It’s impossible to know where to begin to thank all of the people and organisations that helped make this year’s Essex Book Festival such a success. None of this happens in isolation. Rather we are completely dependent on the goodwill, support and enthusiasm of our friends, partners and funders, not to mention our team of wonderful volunteers. We just hope that everyone had as much fun as we did.

Those of us who battled the blizzards to the launch event at Anglia Ruskin University were very much the lucky ones as Billy Bragg and BBC Essex’s Tony Fisher treated us to a fascinating conversation about the origins of skiffle and links to punk. Meanwhile those who joined us in Kelvedon Hatch Secret Nuclear Bunker doubtless will be hard pressed to remember a more intriguing and diverse evening.  Particularly those who partook of the forbidden delights of Gogol’s Silent Disco in The ConferencesRoom led by the wonderful Estonian writer Paavo Matsin.

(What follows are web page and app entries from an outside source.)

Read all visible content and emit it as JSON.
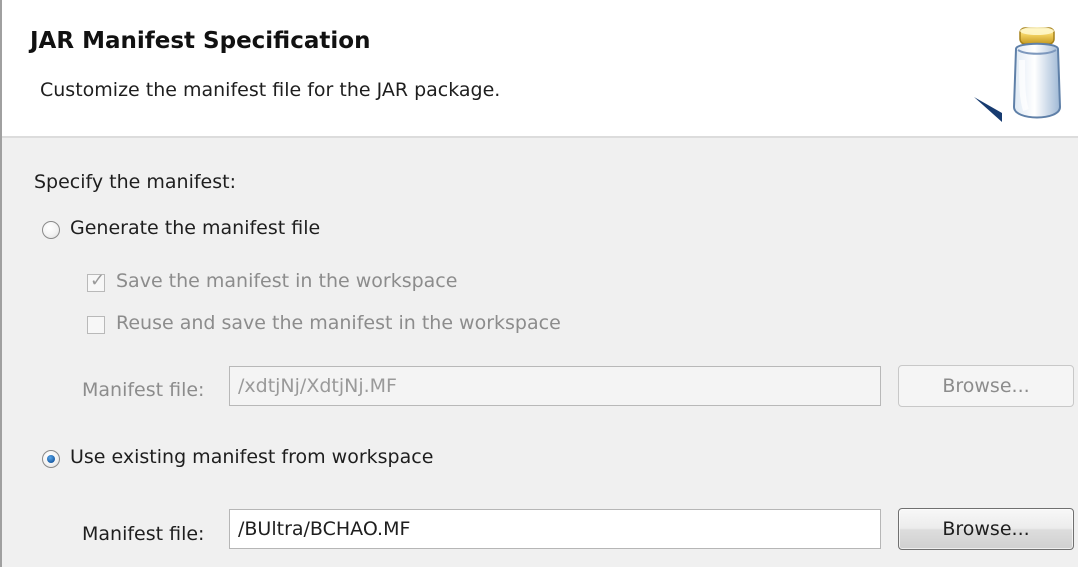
{
  "header": {
    "title": "JAR Manifest Specification",
    "subtitle": "Customize the manifest file for the JAR package."
  },
  "content": {
    "specify_label": "Specify the manifest:",
    "generate_option": {
      "label": "Generate the manifest file",
      "selected": false
    },
    "save_workspace": {
      "label": "Save the manifest in the workspace",
      "checked": true,
      "enabled": false
    },
    "reuse_workspace": {
      "label": "Reuse and save the manifest in the workspace",
      "checked": false,
      "enabled": false
    },
    "generated_manifest": {
      "label": "Manifest file:",
      "value": "/xdtjNj/XdtjNj.MF",
      "browse_label": "Browse...",
      "enabled": false
    },
    "existing_option": {
      "label": "Use existing manifest from workspace",
      "selected": true
    },
    "existing_manifest": {
      "label": "Manifest file:",
      "value": "/BUltra/BCHAO.MF",
      "browse_label": "Browse...",
      "enabled": true
    }
  },
  "icons": {
    "header_icon": "jar-icon",
    "radio_icon": "radio-button-icon",
    "checkbox_icon": "checkbox-icon",
    "check_mark": "check-mark-icon"
  },
  "colors": {
    "page_background": "#f0f0f0",
    "header_background": "#ffffff",
    "disabled_text": "#8c8c8c",
    "selected_radio": "#1b5ea8"
  }
}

As usual, the libraries were a hugely important part of our programme, taking authors to the heart of communities in both urban and rural Essex. People enjoyed a whole host of events on their doorstep, from Dr Annie Gray talking about food and Queen Victoria in Brentwood in her new book The Greedy Queen, to Ruth Hogan’s tale of loss and second chances in The Keeper of Lost Things at Braintree Library. As well as author talks, the libraries were a hub for writers and readers. Our Essex Authors Day at Chelmsford Library is going from strength to strength, while the Essex Book Club Symposium at Colchester Library provided an excellent meeting point for some of the county’s 700+ book clubs.

Other festival highlights included Radio 4 favourite Jim Al Khalili from The Life Scientific. Along with the indefatigable raconteur and cricketing legend Henry Blofeld who entertained the crowds with anecdotes from his latest book Over and Out at The Forum in Southend.

We absolutely loved Don’t Panic I’m Islamic: Extreme Comedy at The Mercury Theatre. All thanks to Saqi Books and Essex Cultural Diversity Project for that one. And wouldn’t have missed the Witches Wags and Wide Boys Symposium at the University of Essex for anything – all thanks to Syd Moore, our Writer-in-Residence 2018 for putting us onto it. While the Golden Age aficionados amongst us were well served by a criminally good smorgasbord of literary dainties at the Park Inn Palace Hotel in Southend.

All in all, it’s been quite a month.

Those of you who made it along in March – thank you for coming on the journey with us. Those of you who didn’t make it – see you next year. We are already making plans for our 20th Birthday celebrations.

The Festival Team

Essex Book Festival 2018